While a stock buyback warning may appear to be a contradiction in terms, it is far from it in today’s market.
We all know that the primary mission of a publicly traded company is to generate profits, more commonly referred to as earnings on Wall Street. But after the profits are earned the company must do something with the cash.
While it may be prudent for the company to hold some cash for future needs, shareholders don’t like to see the “war chest” get too big. From their perspective this idle cash needs to be invested by the company to increase future earnings or be returned to the shareholders.
If the company can see an opportunity to grow their business by building new stores, expanding their factory, hiring more workers, or investing in research and development they will reinvest the profits to grow future profits. But if the economy simply isn’t presenting any good opportunities they’re not going to take the risk.
If the company can’t come up with a more productive use of the profits they may choose to initiate or increase their dividend payments to shareholders. But first the company must determine if current profits are sustainable to pay the dividend in the future. Shareholders are happy to see an increase in their dividend check but become very unhappy if the company decreases it later.

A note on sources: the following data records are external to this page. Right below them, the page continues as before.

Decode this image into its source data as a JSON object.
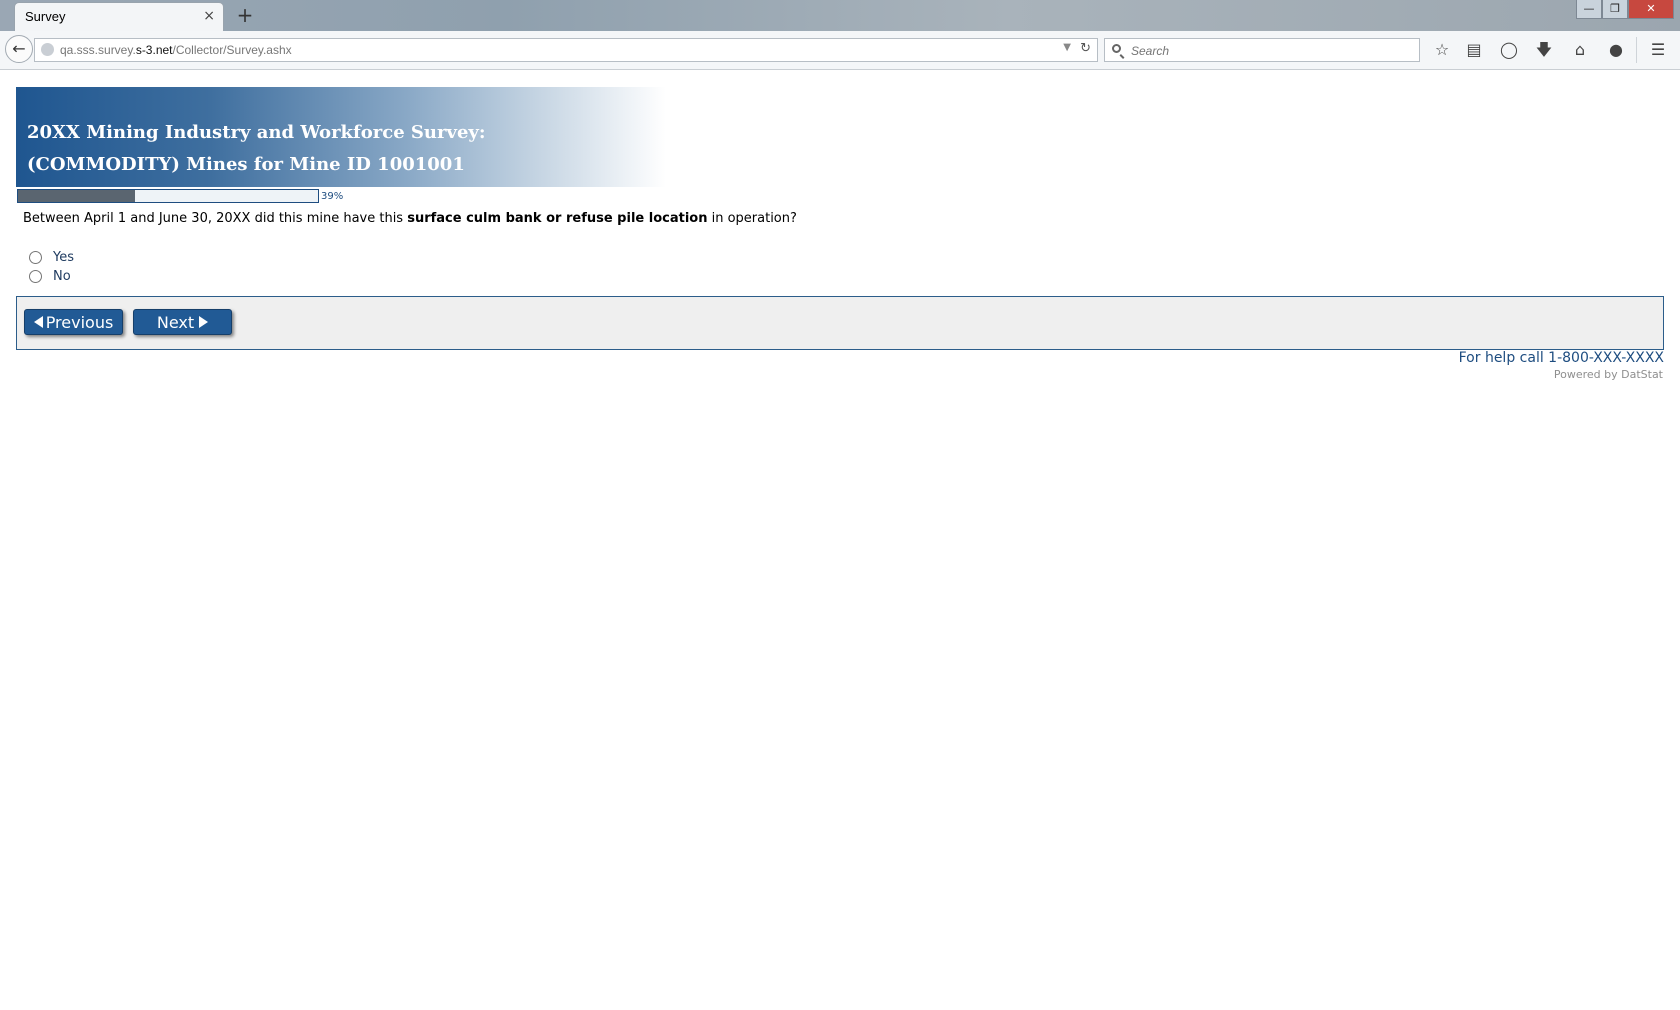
{
  "browser": {
    "tab_title": "Survey",
    "tab_close_icon": "×",
    "new_tab_icon": "+",
    "url_prefix": "qa.sss.survey.",
    "url_domain": "s-3.net",
    "url_path": "/Collector/Survey.ashx",
    "search_placeholder": "Search",
    "window_buttons": {
      "minimize": "—",
      "maximize": "❐",
      "close": "✕"
    },
    "toolbar_icons": [
      "bookmark-star-icon",
      "reading-list-icon",
      "pocket-icon",
      "download-icon",
      "home-icon",
      "chat-icon",
      "menu-icon"
    ]
  },
  "banner": {
    "line1": "20XX Mining Industry and Workforce Survey:",
    "line2": "(COMMODITY) Mines for Mine ID 1001001"
  },
  "progress": {
    "percent": 39,
    "label": "39%"
  },
  "question": {
    "before": "Between April 1 and June 30, 20XX did this mine have this ",
    "bold": "surface culm bank or refuse pile location",
    "after": " in operation?"
  },
  "options": [
    {
      "label": "Yes",
      "selected": false
    },
    {
      "label": "No",
      "selected": false
    }
  ],
  "nav": {
    "previous_label": "Previous",
    "next_label": "Next"
  },
  "footer": {
    "help_text": "For help call 1-800-XXX-XXXX",
    "powered_text": "Powered by DatStat"
  },
  "colors": {
    "brand_blue": "#215a95",
    "progress_fill": "#5a6570",
    "panel_bg": "#efefef"
  }
}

If all else fails, the company may choose to buy back shares of their stock from current shareholders. This will drive up the value of the shares because new buyers will be willing to pay a higher price for a larger piece of the company. This makes existing shareholders happy.
While the financial media likes to cheer when a company announces a stock buyback, what is it really telling us? It’s telling us that the risk in the current economic environment is too high to invest in expanding their company and the company doesn’t believe current earnings are sustainable to support future dividend payments.

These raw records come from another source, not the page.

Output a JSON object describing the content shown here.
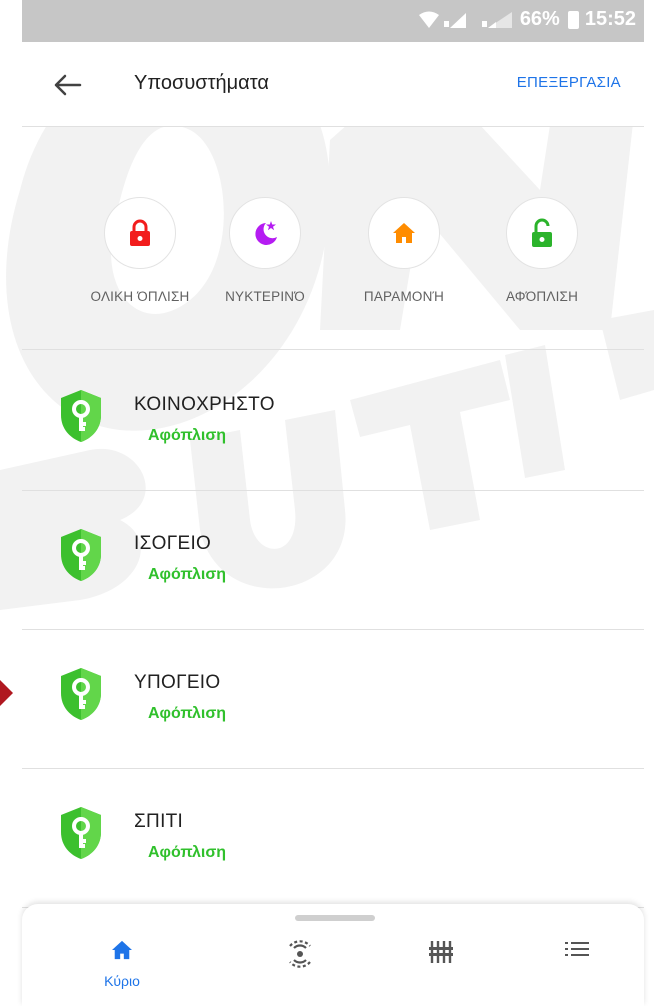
{
  "status_bar": {
    "battery": "66%",
    "time": "15:52"
  },
  "header": {
    "title": "Υποσυστήματα",
    "edit_label": "ΕΠΕΞΕΡΓΑΣΙΑ"
  },
  "modes": [
    {
      "label": "ΟΛΙΚΗ ΌΠΛΙΣΗ",
      "icon": "lock-closed-icon",
      "color": "#f21c1c"
    },
    {
      "label": "ΝΥΚΤΕΡΙΝΌ",
      "icon": "moon-star-icon",
      "color": "#b51cf2"
    },
    {
      "label": "ΠΑΡΑΜΟΝΉ",
      "icon": "home-icon",
      "color": "#ff8c00"
    },
    {
      "label": "ΑΦΌΠΛΙΣΗ",
      "icon": "lock-open-icon",
      "color": "#2bb32b"
    }
  ],
  "subsystems": [
    {
      "name": "ΚΟΙΝΟΧΡΗΣΤΟ",
      "state": "Αφόπλιση"
    },
    {
      "name": "ΙΣΟΓΕΙΟ",
      "state": "Αφόπλιση"
    },
    {
      "name": "ΥΠΟΓΕΙΟ",
      "state": "Αφόπλιση"
    },
    {
      "name": "ΣΠΙΤΙ",
      "state": "Αφόπλιση"
    }
  ],
  "bottom_nav": {
    "items": [
      {
        "label": "Κύριο",
        "icon": "home-icon",
        "active": true
      },
      {
        "label": "",
        "icon": "sensor-icon",
        "active": false
      },
      {
        "label": "",
        "icon": "sliders-icon",
        "active": false
      },
      {
        "label": "",
        "icon": "list-icon",
        "active": false
      }
    ]
  },
  "colors": {
    "accent": "#1e74e8",
    "disarmed": "#30c02c",
    "statusbar": "#c6c6c6"
  }
}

While this may not seem very alarming when only a handful of companies choose to buy back shares, what does it tell us when it’s the latest fad on Wall Street?
According to the August 16th issue of “The Economist” and data services company “Trim Tabs”, companies purchased $671 billion worth in stock buybacks in 2013 and have made plans for nearly $300 billion already this year. “That is more than four times the money placed into stock funds by retail and institutional investors.”

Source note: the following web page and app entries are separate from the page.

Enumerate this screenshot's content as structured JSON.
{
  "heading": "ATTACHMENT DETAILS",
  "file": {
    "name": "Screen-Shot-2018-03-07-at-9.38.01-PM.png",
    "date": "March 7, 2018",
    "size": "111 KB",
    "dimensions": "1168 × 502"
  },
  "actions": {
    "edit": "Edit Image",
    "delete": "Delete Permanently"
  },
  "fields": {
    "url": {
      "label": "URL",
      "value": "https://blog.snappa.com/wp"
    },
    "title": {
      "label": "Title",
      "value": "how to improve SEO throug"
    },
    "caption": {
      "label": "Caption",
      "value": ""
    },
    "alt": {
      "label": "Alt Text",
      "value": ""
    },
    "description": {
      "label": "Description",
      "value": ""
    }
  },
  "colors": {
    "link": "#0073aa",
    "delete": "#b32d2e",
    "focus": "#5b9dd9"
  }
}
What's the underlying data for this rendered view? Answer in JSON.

“Like a snake swallowing its own tail, the corporate sector is absorbing its own equity. How long this can continue is anyone’s guess. The peak year for share buybacks was 2007, just before the debt crises. That is not a great omen.”